On a recent afternoon at RiseBoro Youth Center in Brooklyn, the flutist Claire Chase was dangerously close to losing a game of basketball to two young boys. The stage director Doug Fitch was teaching a girl the Philippine folk dance Tinikling.
This lunch break was of a piece with the relationship-building focus of the rehearsals for “Pan,” a genre-defying work for Ms. Chase and mass community participation. The piece, with music by Marcos Balter, tells a version of the mythical story of the demigod Pan while exploring how storytelling and music can bring people together; it has its premiere on Friday at the Kitchen in Manhattan.
“What Marcos has written, really, is something for collective virtuosity,” said Mr. Fitch, the production’s director, whose credits include an ingeniously staged “Le Grand Macabre” with the New York Philharmonic.
Indeed, no experience is required for the dozens of community participants, a diverse crowd including grade-school students and retirees from the Roundtable Neighborhood Senior Center in Brooklyn. While Mr. Balter’s writing for the flute soloist is bafflingly complex, for the other performers he breaks free from traditional notation, offering illustrations and directions in lieu of sheet music.

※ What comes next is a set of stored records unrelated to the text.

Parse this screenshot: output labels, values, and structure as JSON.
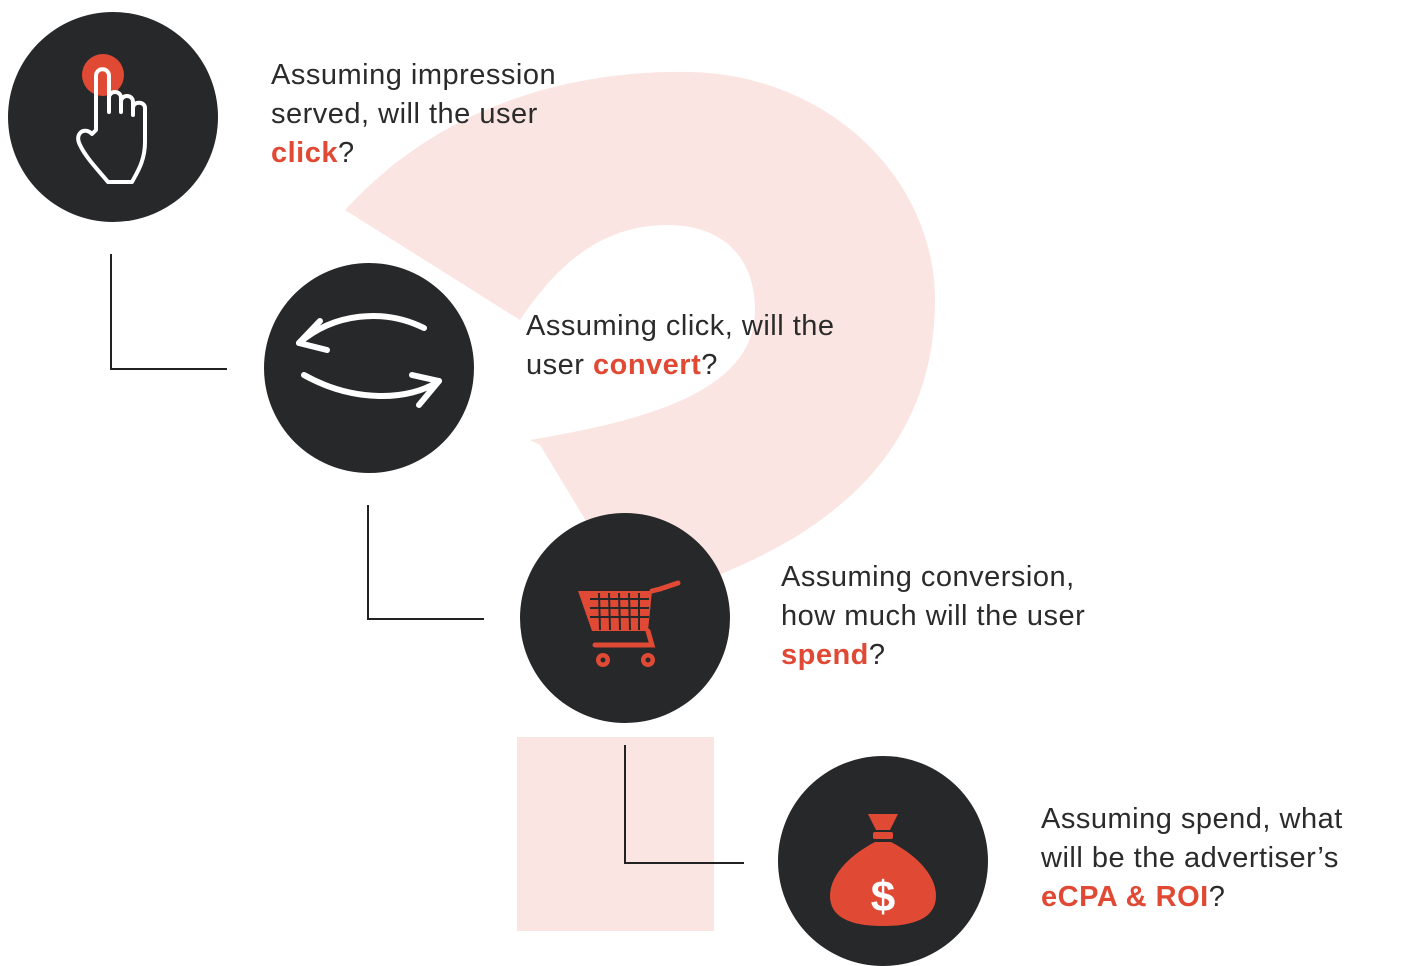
{
  "colors": {
    "accent": "#e04a35",
    "circle": "#26282a",
    "watermark": "#fbe5e3",
    "text": "#2b2b2b"
  },
  "steps": [
    {
      "icon": "hand-pointer-icon",
      "line1": "Assuming impression",
      "line2": "served, will the user",
      "line3_pre": "",
      "keyword": "click",
      "suffix": "?"
    },
    {
      "icon": "cycle-arrows-icon",
      "line1": "Assuming click, will the",
      "line2": "",
      "line3_pre": "user ",
      "keyword": "convert",
      "suffix": "?"
    },
    {
      "icon": "shopping-cart-icon",
      "line1": "Assuming conversion,",
      "line2": "how much will the user",
      "line3_pre": "",
      "keyword": "spend",
      "suffix": "?"
    },
    {
      "icon": "money-bag-icon",
      "line1": "Assuming spend, what",
      "line2": "will be the advertiser’s",
      "line3_pre": "",
      "keyword": "eCPA & ROI",
      "suffix": "?"
    }
  ],
  "money_symbol": "$"
}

“Pan” is the latest installment in Ms. Chase’s four-year-old “Density 2036” project, for which she plans to commission a new program for her instrument annually in the lead-up to the 100th anniversary of Varèse’s 1936 flute masterpiece “Density 21.5.” It is also the most recent work produced by Jane Saks and Project&, the organization behind community-centered art like the installation “This Is Reading,” made with the playwright Lynn Nottage to accompany her Pulitzer Prize-winning “Sweat.”